• _WHAT TO WORK ON_
If a line in the entries contains the string "External", include that line in your answer.

***** GIVEN DATA *****

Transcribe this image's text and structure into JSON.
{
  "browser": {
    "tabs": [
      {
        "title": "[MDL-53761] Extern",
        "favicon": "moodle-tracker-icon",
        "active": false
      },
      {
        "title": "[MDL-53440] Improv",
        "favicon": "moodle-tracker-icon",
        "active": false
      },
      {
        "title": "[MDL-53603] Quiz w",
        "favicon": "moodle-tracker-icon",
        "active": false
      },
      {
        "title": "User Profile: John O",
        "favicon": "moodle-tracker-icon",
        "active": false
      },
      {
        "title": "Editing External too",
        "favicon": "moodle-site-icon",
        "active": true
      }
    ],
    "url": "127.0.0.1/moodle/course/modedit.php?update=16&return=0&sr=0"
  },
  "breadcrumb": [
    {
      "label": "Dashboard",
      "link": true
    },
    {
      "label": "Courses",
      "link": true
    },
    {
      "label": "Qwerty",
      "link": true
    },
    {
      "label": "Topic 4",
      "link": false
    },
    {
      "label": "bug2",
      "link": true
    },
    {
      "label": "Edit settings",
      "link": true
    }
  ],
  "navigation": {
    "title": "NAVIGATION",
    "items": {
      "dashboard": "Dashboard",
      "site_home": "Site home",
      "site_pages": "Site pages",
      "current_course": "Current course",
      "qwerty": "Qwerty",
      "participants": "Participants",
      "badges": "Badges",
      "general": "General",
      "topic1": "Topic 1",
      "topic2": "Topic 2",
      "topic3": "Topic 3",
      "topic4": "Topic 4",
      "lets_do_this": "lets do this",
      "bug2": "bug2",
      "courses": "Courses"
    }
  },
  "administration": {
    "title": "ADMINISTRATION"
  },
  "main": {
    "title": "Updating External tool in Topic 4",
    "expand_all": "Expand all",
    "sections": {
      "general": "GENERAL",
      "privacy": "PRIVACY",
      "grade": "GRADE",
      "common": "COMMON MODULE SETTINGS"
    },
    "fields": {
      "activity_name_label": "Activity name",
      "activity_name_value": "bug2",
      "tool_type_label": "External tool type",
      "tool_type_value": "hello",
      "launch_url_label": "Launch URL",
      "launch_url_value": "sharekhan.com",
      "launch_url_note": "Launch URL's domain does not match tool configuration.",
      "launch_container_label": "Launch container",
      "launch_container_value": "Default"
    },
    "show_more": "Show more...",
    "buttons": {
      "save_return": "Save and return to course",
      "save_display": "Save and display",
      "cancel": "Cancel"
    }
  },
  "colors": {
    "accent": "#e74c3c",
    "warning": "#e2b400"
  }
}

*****
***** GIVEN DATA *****

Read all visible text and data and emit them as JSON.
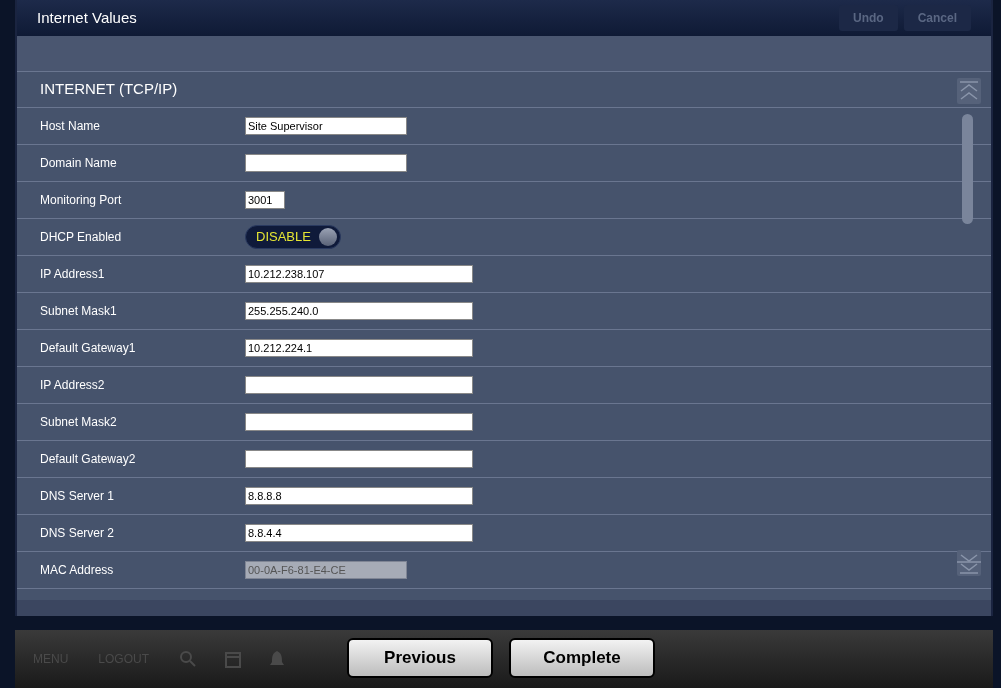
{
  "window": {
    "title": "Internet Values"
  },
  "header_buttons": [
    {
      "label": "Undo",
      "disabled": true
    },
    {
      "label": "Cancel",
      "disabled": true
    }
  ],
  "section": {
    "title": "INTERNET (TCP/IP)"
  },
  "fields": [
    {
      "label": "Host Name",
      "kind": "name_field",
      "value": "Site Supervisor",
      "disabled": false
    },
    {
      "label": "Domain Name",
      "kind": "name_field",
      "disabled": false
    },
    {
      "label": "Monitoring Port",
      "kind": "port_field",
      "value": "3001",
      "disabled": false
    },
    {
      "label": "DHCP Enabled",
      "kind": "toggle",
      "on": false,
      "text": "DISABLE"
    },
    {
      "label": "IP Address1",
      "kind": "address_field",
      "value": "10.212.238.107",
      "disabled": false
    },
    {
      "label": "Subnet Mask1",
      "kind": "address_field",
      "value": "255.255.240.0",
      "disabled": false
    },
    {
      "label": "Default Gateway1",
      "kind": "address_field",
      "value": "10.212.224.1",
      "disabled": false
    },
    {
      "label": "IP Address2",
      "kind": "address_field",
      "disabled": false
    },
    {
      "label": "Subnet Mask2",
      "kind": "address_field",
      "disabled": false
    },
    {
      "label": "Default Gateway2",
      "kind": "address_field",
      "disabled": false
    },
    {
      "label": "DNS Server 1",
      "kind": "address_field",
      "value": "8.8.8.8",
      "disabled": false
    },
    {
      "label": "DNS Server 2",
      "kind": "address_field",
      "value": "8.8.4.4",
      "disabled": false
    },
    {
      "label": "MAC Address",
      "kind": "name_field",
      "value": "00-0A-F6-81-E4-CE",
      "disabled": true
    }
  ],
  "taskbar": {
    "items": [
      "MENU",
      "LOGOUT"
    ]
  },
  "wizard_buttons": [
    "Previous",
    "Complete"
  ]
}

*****

• _WRITTEN RESPONSE_
        "title": "Editing External too",
    "title": "Updating External tool in Topic 4",
      "tool_type_label": "External tool type",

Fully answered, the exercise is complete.